What is a Generic Connector?


Beckon integrates with popular marketing execution systems and provides built-in connectors to fetch data into Beckon WARP drive. But, there are far too many third-parties that are used by Beckon's clients. In case we need to bring data from these, we have a few choices:

  • Scheduled exports from the third party and ingest them using Email or SFTP Connectors;
  • Manual export from a third-party and manual upload into Beckon.
  • Generic connector.

This article serves as an introduction to generic connectors. 


When a marketing execution third-party supports a REST API (Application Programming Interface), a generic connector can be used to fetch the data and load it in Beckon. A generic connector can be configured using a user interface to handle specific API for a third-party. Also, fetch-options and pull schedule can be specified for a generic connector just like built-in connectors for automation.

You can choose a 'Generic' connector from the available connectors.

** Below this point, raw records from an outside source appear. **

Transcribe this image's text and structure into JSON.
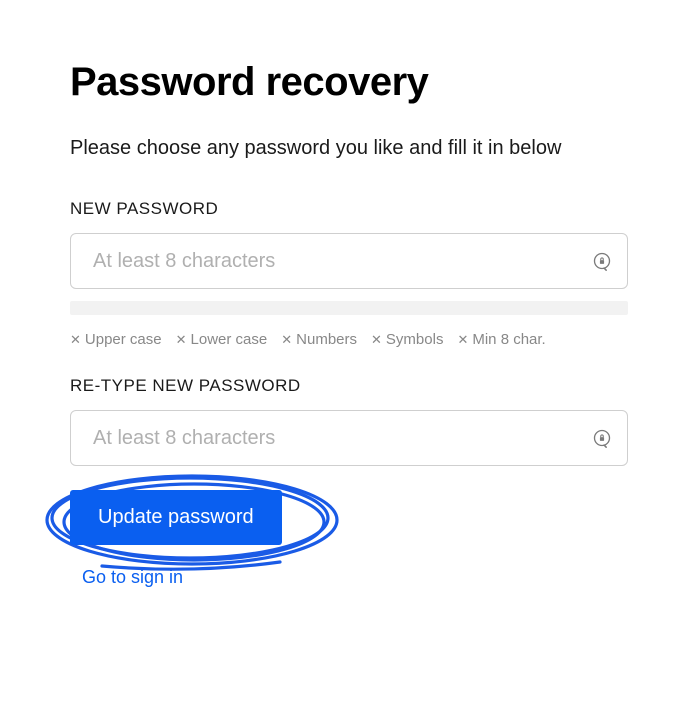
{
  "title": "Password recovery",
  "instruction": "Please choose any password you like and fill it in below",
  "fields": {
    "new_password": {
      "label": "NEW PASSWORD",
      "placeholder": "At least 8 characters"
    },
    "retype_password": {
      "label": "RE-TYPE NEW PASSWORD",
      "placeholder": "At least 8 characters"
    }
  },
  "rules": {
    "upper": "Upper case",
    "lower": "Lower case",
    "numbers": "Numbers",
    "symbols": "Symbols",
    "min": "Min 8 char."
  },
  "buttons": {
    "update": "Update password"
  },
  "links": {
    "signin": "Go to sign in"
  }
}
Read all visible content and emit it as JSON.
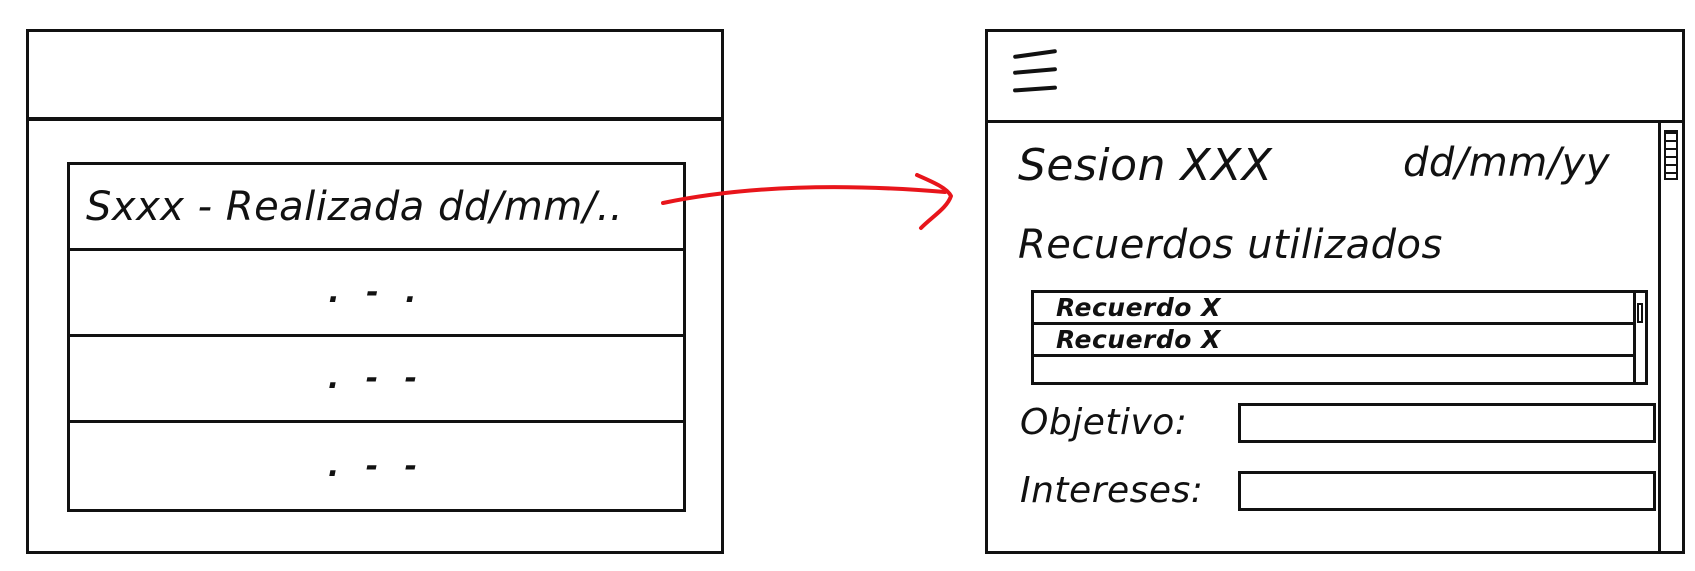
{
  "left_screen": {
    "sessions": [
      {
        "label": "Sxxx - Realizada dd/mm/.."
      },
      {
        "label": ". - ."
      },
      {
        "label": ". - -"
      },
      {
        "label": ". - -"
      }
    ]
  },
  "arrow": {
    "color": "#e8151b"
  },
  "right_screen": {
    "menu_icon": "hamburger-icon",
    "session_title": "Sesion XXX",
    "session_date": "dd/mm/yy",
    "memories_heading": "Recuerdos utilizados",
    "memories": [
      {
        "label": "Recuerdo X"
      },
      {
        "label": "Recuerdo X"
      },
      {
        "label": ""
      }
    ],
    "fields": {
      "objective_label": "Objetivo:",
      "interests_label": "Intereses:"
    }
  }
}
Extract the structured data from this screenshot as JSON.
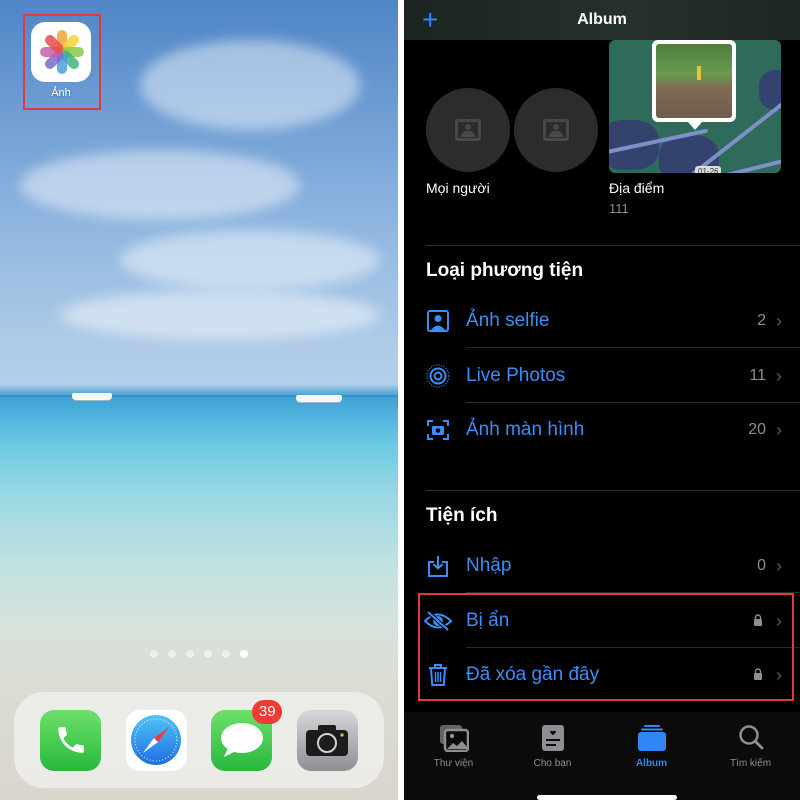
{
  "home_screen": {
    "apps": [
      {
        "name": "photos",
        "label": "Ảnh",
        "icon": "photos-flower-icon",
        "highlighted": true
      }
    ],
    "page_dots": {
      "count": 6,
      "active_index": 5
    },
    "dock": [
      {
        "name": "phone",
        "icon": "phone-handset-icon"
      },
      {
        "name": "safari",
        "icon": "compass-icon"
      },
      {
        "name": "messages",
        "icon": "speech-bubble-icon",
        "badge": "39"
      },
      {
        "name": "camera",
        "icon": "camera-icon"
      }
    ]
  },
  "photos_app": {
    "navbar": {
      "title": "Album",
      "add_icon": "plus-icon"
    },
    "albums": [
      {
        "label": "Mọi người",
        "count": ""
      },
      {
        "label": "Địa điểm",
        "count": "111",
        "map_chip": "01-26"
      }
    ],
    "media_types": {
      "title": "Loại phương tiện",
      "items": [
        {
          "label": "Ảnh selfie",
          "count": "2",
          "icon": "selfie-portrait-icon"
        },
        {
          "label": "Live Photos",
          "count": "11",
          "icon": "live-photo-icon"
        },
        {
          "label": "Ảnh màn hình",
          "count": "20",
          "icon": "screenshot-icon"
        }
      ]
    },
    "utilities": {
      "title": "Tiện ích",
      "items": [
        {
          "label": "Nhập",
          "count": "0",
          "icon": "import-tray-icon",
          "locked": false
        },
        {
          "label": "Bị ẩn",
          "count": "",
          "icon": "eye-slash-icon",
          "locked": true,
          "highlighted": true
        },
        {
          "label": "Đã xóa gần đây",
          "count": "",
          "icon": "trash-icon",
          "locked": true,
          "highlighted": true
        }
      ]
    },
    "tabbar": {
      "tabs": [
        {
          "label": "Thư viện",
          "icon": "photo-library-icon",
          "active": false
        },
        {
          "label": "Cho bạn",
          "icon": "for-you-card-icon",
          "active": false
        },
        {
          "label": "Album",
          "icon": "albums-stack-icon",
          "active": true
        },
        {
          "label": "Tìm kiếm",
          "icon": "search-icon",
          "active": false
        }
      ]
    },
    "colors": {
      "accent": "#2f87f5",
      "highlight_box": "#e0393e",
      "background": "#000000",
      "secondary_text": "#8e8e93"
    }
  }
}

The generic connector's user interface allows you to configure the API.


There are multiple different ways to connect to a third party API and they will apply in different cases. We will cover them starting with the easiest approaches.

  • API METHOD: REST API calls are handled using one of GET/POST. The information on what to use will be specified in the third-party API documentation for a specific API method.
  • URL: The URL for accessing a particular resource method, e.g.:
  • PARAMS: When an API needs query parameters, you can check the 'PARAMS' checkbox and then provide name/value pairs of query parameters. These are sent along with the resource URL.
  • AUTHORIZATION: The generic connector supports various protocols like basic-auth, oauth or custom. You can select an adapter that uses one of these authentication methods from the drop-down. It is also possible to have 'none' as an authorization protocol while integrating with a simple API that does not need it. When one of the login scripts is used, one would use 'custom' as the authorization method.
  • HEADERS: When an API needs a set of name/value pairs as header properties in the HTTP request, that can be specified in this pane. e.g., "Content-Type" as name and "application/json" as value.

In many cases, the third-party API is more complex. The generic connector can integrate with a configuration that uses scripting. A script can be written using Javascript, Groovy or Ruby as the language.

Four pluggable endpoints can be specified using a script. One can specify the script endpoints that apply. The endpoints allow the user to specify a handler script before or after a login call or a request call. The login related scripts are typically used to get an api-token or auth related information. The request related scripts are used to send an HTTP request.

Here are configurations that are associated with various types of scripts.

  • PRE-LOGIN: A script that returns an HTTP request that will be sent before any request is sent to third-party API. This request will be sent only once for the call.
  • POST-LOGIN: A script that is used to parse the response received from login-request. This script will typically parse out the required tokens and make them available for the API request script.
  • PRE-REQUEST: A script that creates an HTTP request that will be sent to the third-party.
  • POST-REQUEST: A script that will be used to parse the response from the HTTP request.
  • PROPERTIES: These are name/value pairs that are available to the above scripts.




Article is closed for comments.